Aim of the exercise.
Go through the data below and return each line where the string "Integrations" occurs.

Records for this task.
*-*-*
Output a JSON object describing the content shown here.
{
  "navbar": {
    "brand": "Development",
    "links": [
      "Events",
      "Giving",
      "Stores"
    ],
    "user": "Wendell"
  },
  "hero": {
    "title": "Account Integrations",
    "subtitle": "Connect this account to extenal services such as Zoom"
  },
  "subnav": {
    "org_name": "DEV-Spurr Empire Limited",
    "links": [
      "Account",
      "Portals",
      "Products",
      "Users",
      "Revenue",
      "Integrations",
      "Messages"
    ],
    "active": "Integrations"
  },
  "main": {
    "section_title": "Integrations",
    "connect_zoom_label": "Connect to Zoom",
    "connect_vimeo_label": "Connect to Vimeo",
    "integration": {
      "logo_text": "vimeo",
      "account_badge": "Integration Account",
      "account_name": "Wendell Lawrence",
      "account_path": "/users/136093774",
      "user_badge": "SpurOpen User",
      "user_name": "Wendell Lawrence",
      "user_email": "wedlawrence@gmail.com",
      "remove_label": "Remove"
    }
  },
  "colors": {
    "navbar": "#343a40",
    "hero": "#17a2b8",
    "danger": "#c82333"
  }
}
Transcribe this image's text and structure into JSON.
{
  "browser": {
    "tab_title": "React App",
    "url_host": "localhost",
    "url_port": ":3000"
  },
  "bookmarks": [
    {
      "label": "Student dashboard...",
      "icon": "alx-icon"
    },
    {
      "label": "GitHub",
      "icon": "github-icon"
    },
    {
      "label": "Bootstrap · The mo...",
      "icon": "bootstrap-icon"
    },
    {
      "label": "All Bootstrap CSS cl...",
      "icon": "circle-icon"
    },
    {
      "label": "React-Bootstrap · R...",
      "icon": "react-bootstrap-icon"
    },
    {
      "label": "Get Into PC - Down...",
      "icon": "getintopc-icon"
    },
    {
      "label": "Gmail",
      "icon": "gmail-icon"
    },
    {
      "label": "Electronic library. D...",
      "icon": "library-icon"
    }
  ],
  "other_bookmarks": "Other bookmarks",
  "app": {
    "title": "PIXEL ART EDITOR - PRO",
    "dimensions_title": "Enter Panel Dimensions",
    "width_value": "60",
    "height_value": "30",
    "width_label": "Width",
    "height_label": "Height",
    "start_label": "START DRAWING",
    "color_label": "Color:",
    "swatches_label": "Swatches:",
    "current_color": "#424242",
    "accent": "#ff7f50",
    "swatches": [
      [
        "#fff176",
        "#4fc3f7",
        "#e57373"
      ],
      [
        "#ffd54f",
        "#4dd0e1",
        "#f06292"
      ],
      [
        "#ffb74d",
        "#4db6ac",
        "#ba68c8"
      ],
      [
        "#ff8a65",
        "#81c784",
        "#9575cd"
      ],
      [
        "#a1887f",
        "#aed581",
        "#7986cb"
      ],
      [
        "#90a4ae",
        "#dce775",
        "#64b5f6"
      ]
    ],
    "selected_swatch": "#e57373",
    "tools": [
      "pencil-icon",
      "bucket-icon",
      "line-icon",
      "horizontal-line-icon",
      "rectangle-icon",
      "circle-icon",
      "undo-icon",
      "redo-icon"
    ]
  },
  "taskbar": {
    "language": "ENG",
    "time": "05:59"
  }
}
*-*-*
Exercise result.
    "title": "Account Integrations",
      "Integrations",
    "active": "Integrations"
    "section_title": "Integrations",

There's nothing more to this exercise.